The task =>
In the entries below, find every line holding the string "icon" and collect it.

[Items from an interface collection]
========================================
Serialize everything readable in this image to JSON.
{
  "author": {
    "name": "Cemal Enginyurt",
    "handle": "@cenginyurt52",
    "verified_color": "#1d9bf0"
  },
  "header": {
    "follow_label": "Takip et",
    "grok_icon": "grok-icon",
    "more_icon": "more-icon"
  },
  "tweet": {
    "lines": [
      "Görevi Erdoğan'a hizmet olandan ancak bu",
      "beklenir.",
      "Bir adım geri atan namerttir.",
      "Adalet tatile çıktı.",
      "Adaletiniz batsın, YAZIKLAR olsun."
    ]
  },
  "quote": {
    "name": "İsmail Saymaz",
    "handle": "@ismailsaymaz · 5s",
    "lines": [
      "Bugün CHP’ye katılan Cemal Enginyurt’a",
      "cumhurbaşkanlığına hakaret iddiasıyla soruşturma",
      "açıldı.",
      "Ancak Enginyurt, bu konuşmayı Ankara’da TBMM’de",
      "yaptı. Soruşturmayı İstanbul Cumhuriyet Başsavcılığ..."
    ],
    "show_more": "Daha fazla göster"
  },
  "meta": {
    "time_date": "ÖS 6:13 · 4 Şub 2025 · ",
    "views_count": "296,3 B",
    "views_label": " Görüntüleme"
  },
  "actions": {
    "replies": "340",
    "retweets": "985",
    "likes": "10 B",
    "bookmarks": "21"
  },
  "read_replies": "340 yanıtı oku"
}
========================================
Answer area =>
    "grok_icon": "grok-icon",
    "more_icon": "more-icon"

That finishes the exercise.